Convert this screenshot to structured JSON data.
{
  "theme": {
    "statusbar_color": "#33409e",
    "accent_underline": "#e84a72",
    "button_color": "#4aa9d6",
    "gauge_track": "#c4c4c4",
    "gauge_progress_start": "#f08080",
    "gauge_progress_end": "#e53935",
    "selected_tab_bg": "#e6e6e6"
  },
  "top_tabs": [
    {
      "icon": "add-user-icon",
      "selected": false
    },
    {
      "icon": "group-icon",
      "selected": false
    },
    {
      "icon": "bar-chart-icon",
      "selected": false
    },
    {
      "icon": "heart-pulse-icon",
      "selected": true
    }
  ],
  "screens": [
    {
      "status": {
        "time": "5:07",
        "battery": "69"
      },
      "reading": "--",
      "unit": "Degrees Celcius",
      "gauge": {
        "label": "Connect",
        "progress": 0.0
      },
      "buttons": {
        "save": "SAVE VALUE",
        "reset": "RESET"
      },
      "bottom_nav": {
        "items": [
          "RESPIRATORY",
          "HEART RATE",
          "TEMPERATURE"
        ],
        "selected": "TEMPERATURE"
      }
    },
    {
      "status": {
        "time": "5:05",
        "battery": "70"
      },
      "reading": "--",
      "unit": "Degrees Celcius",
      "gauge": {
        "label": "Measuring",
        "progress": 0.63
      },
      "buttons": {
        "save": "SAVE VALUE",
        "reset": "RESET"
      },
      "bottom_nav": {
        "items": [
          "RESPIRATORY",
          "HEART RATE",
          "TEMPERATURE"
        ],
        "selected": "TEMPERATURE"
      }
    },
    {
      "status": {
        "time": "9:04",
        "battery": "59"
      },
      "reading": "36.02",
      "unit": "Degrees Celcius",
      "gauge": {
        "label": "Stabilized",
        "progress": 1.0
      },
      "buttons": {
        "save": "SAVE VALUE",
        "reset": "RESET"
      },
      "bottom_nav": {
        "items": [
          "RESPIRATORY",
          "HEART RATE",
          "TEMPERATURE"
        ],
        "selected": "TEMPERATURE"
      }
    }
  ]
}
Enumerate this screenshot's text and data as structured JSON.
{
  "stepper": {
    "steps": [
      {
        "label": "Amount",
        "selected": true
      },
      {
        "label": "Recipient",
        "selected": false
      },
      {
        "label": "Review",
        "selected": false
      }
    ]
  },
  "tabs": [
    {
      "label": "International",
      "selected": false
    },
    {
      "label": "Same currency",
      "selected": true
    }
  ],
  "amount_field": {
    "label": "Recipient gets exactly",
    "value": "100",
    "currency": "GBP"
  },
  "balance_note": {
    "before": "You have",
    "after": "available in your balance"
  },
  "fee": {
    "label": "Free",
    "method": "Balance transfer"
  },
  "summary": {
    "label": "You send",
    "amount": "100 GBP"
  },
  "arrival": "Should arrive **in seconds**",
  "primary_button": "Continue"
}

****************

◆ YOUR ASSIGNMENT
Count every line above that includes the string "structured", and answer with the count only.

◆ REPLY TO THE EXERCISE
2